* **Work instruction**: Print the line where "Decode this image" occurs and every line that follows it in the data below, ending with the last line, precisely as written.

Entries from a dataset of interfaces
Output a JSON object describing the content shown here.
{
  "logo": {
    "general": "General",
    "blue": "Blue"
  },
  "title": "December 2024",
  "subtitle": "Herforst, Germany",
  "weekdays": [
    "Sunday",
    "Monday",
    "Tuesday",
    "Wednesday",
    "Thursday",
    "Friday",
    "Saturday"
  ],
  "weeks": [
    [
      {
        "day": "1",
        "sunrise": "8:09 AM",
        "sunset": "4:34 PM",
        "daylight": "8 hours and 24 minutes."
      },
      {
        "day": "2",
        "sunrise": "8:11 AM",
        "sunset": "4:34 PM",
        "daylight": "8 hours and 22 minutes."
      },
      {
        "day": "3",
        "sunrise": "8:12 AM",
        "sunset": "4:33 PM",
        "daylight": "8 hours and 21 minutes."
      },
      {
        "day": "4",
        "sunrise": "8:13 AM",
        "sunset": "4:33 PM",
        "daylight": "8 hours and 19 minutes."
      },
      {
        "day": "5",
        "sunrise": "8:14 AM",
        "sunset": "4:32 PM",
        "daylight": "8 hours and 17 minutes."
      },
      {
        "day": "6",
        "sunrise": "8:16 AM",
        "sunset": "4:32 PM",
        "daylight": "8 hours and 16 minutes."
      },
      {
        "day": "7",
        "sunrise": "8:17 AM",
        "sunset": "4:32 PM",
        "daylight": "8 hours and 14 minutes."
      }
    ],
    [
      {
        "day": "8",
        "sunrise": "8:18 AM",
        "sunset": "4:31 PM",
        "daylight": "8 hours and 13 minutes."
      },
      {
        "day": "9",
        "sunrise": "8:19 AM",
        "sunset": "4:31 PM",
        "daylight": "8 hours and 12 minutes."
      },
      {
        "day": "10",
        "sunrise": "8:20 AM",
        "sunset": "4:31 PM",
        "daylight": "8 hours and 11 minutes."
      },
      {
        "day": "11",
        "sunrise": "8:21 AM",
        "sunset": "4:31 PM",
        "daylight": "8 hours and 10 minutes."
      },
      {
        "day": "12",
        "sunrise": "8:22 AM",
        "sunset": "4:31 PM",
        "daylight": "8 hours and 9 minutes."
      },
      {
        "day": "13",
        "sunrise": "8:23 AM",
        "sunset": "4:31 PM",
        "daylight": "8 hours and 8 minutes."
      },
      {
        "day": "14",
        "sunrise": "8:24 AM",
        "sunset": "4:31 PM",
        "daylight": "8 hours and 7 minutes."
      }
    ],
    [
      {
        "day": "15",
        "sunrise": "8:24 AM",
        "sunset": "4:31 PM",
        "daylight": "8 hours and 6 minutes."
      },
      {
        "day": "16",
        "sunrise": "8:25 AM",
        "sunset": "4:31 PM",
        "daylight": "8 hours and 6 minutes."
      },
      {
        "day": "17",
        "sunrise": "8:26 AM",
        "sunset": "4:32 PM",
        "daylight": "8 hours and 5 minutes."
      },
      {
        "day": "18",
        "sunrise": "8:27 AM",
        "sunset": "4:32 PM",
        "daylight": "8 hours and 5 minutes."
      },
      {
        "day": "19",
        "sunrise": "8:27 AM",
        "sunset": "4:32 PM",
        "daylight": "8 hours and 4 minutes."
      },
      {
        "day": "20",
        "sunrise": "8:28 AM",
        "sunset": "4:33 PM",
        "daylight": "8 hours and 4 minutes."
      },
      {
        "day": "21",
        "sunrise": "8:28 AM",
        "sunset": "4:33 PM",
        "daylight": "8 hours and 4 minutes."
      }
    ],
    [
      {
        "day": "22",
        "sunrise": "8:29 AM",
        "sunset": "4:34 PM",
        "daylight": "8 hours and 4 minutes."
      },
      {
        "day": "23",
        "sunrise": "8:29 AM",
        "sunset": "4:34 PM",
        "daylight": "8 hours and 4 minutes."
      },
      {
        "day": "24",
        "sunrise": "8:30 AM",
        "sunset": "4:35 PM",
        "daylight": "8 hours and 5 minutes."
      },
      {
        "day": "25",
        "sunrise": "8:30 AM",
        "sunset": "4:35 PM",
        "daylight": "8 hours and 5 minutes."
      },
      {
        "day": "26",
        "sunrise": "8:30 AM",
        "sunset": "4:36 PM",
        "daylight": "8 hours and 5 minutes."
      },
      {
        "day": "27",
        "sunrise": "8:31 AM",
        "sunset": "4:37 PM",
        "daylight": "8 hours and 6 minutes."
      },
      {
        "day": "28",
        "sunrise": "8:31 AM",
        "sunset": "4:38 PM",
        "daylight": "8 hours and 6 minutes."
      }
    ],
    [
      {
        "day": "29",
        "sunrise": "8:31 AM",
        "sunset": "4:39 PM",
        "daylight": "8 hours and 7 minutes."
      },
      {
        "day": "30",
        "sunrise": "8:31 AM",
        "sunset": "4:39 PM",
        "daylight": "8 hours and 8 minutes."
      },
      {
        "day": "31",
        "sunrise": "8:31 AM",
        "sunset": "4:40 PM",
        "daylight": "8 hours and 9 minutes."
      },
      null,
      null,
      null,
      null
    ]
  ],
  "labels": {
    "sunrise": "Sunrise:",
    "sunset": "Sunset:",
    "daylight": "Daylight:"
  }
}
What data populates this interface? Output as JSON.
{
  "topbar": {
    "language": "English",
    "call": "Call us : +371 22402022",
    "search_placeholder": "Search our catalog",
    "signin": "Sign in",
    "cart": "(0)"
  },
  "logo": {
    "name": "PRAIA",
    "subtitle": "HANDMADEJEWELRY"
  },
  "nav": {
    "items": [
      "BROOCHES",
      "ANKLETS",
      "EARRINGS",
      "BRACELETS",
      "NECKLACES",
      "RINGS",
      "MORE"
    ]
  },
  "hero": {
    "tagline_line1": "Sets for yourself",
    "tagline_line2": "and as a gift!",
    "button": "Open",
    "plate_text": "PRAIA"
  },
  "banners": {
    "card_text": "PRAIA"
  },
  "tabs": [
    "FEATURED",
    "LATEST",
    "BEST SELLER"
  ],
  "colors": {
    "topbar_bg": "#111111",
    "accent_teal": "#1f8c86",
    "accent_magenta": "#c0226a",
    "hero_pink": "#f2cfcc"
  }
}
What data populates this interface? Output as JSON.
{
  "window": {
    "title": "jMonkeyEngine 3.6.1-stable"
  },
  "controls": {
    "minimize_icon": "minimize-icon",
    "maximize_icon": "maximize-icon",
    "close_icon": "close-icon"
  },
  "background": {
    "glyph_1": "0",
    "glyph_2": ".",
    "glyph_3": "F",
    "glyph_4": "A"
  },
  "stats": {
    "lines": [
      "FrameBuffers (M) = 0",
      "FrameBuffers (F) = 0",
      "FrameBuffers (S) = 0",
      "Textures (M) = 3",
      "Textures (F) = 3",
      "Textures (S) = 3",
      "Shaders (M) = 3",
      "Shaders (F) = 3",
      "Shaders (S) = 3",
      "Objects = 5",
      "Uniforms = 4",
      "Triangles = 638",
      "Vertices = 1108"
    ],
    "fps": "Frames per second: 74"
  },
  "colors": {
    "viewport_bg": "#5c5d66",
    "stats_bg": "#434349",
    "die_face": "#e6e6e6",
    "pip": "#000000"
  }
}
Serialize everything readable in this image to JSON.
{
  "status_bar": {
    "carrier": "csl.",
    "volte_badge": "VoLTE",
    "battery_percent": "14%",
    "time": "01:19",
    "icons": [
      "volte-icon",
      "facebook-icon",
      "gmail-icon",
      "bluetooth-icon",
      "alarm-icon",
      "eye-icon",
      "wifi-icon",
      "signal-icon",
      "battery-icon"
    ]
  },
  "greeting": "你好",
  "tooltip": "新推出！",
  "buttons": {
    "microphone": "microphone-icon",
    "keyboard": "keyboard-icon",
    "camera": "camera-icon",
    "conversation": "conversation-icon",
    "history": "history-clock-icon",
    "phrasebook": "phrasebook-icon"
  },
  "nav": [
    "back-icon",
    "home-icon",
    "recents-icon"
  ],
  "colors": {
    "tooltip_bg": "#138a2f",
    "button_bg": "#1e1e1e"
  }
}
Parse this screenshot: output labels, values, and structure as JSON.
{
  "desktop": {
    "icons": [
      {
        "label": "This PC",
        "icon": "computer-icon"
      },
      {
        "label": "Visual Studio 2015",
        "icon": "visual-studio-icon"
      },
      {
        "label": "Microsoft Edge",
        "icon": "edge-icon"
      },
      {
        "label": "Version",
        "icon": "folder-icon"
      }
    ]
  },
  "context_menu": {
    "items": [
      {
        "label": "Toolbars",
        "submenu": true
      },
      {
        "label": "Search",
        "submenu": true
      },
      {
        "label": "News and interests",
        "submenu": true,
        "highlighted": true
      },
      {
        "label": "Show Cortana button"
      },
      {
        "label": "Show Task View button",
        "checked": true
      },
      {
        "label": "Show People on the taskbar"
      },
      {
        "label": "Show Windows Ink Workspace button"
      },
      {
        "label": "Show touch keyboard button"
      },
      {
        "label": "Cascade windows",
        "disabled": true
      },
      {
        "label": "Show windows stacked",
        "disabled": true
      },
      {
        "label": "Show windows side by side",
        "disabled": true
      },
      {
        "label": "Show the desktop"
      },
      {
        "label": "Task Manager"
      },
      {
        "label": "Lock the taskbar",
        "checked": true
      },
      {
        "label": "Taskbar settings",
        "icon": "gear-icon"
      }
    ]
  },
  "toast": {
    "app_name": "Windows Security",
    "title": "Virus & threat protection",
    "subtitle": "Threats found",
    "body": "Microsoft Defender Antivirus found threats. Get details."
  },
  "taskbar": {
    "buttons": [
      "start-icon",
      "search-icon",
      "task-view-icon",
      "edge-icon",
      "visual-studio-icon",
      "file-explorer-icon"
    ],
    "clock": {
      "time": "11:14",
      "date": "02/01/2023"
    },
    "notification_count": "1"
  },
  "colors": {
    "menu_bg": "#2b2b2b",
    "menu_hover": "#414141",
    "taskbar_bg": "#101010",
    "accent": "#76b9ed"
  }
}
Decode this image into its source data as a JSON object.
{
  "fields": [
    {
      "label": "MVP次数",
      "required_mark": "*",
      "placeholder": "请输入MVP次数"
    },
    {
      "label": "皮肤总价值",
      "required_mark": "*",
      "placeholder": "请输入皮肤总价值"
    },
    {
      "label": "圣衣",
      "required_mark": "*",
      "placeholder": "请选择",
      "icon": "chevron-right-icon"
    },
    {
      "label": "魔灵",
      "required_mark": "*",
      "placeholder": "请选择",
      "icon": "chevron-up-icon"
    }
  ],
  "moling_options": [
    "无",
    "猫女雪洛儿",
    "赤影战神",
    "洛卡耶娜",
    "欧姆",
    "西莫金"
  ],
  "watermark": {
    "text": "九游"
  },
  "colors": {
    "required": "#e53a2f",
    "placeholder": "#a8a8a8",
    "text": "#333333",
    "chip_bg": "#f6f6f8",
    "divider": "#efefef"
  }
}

* **Result**:
Decode this image into its source data as a JSON object.
{
  "fields": [
    {
      "label": "MVP次数",
      "required_mark": "*",
      "placeholder": "请输入MVP次数"
    },
    {
      "label": "皮肤总价值",
      "required_mark": "*",
      "placeholder": "请输入皮肤总价值"
    },
    {
      "label": "圣衣",
      "required_mark": "*",
      "placeholder": "请选择",
      "icon": "chevron-right-icon"
    },
    {
      "label": "魔灵",
      "required_mark": "*",
      "placeholder": "请选择",
      "icon": "chevron-up-icon"
    }
  ],
  "moling_options": [
    "无",
    "猫女雪洛儿",
    "赤影战神",
    "洛卡耶娜",
    "欧姆",
    "西莫金"
  ],
  "watermark": {
    "text": "九游"
  },
  "colors": {
    "required": "#e53a2f",
    "placeholder": "#a8a8a8",
    "text": "#333333",
    "chip_bg": "#f6f6f8",
    "divider": "#efefef"
  }
}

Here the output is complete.